Others like the way that wikis let everyone play. “In my classroom,” says Hunt of Olde Columbine High School, “I have a real hard time being the guy on the stage who knows everything. When you have a wiki, you’re asking everyone to come to the table. You’re saying your thoughts and ideas are no better than anyone else’s. If we can put that all together, we can come up with something really good.”
Andy Carvin, head of the Digital Divide Network, applies Hunt’s point to the international sphere. “The media is controlled by people who have the resources to control it,” he says. “Wikis show that all of us have an equal opportunity to contribute to knowledge.” The Digital Divide Network is an online community of educators and policy makers who are seeking ways to narrow the gap between the Internet haves and have-nots.
So if wikis promise so much, why haven’t more educators found a place for them in their schools? “A lot of people are cautious, as they should be about any new technology,” Wales says. “It’s kind of a conundrum,” adds Will Richardson, head of instructional technology at Hunterdon Central Regional High School in Flemington, NJ. “The beauty of wikis is that they’re so open. But no one is sprinting for something that has no oversight.”
But if they’re not sprinting, it’s clear that more and more librarians and teachers are walking in the direction of wikis. “There are various ways people collect and share data,” says Morriston, “and I think that’s where we’re headed, and we have to be in the forefront of that.”
“If you show media specialists what a wiki is, I think they’ll fly with it,” says Michael Stephens, the special projects librarian at the St. Joseph County Public Library in South Bend, IN, and a consultant on digital tools. “The school librarian who gets it and starts doing it and showing people how to do it—that person will be a superstar.”

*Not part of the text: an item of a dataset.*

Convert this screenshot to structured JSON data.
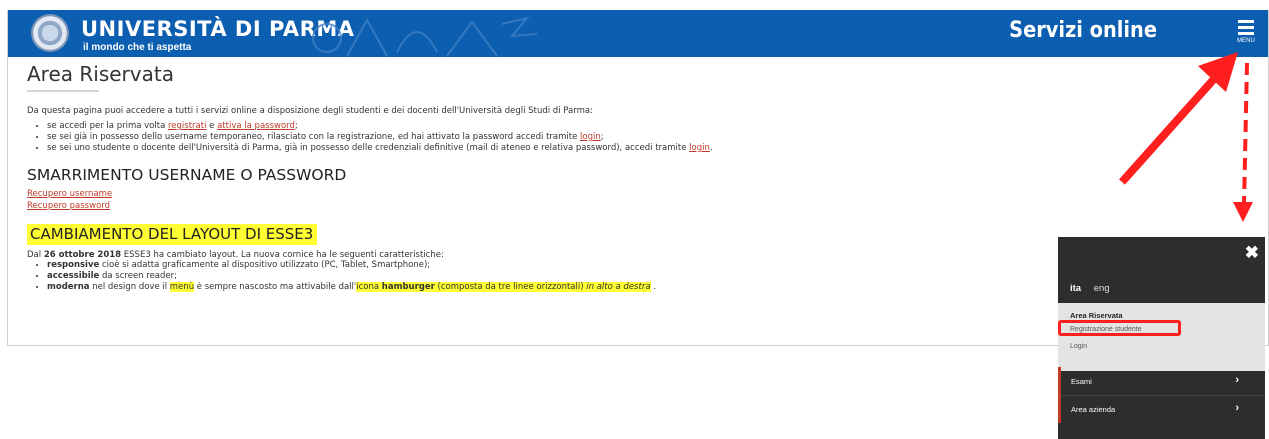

For Sarah Chauncey’s wiki, go to www.grandviewlibrary.org/ThirdGradeWikis.aspx.
Eric Oatman is a news and features editor at SLJ.
Meredith Farkas, a self-described “wiki evangelist,” works as a distance librarian at Norwich University in Northfield, VT. This past June, she set up a hugely successful wiki for ALA conference-goers in Chicago. More recently, she designed Library Success: A Best Practices Wiki, a space in which librarians can share ideas (libsuccess.org). Farkas has some thoughts on how media specialists can expand their roles in schools. Among them:
Use wikis as formats for subject guides. “The great thing about that,” she says, “is that librarians would be creating the wiki themselves in concert with teachers.”
Invite students and teachers to annotate your catalog on a wiki. “To students, the best advice comes from other students,” she says. “You could have kids write book reviews you could add to the catalog.”
Make wikis meeting places for communities inside the school. For example, create a wiki as a kind of bulletin board, a repository for information that comes from the cafeteria, the principal’s office, students, teachers, and even parents.
Link librarians in your district in a collaborative enterprise. When teaching in North Carolina, Rob Lucas set up a model for such a site. His Teachers Lounge is a wiki where first-year teachers can share lesson plans. Farkas’s libsuccess.org is another fine model.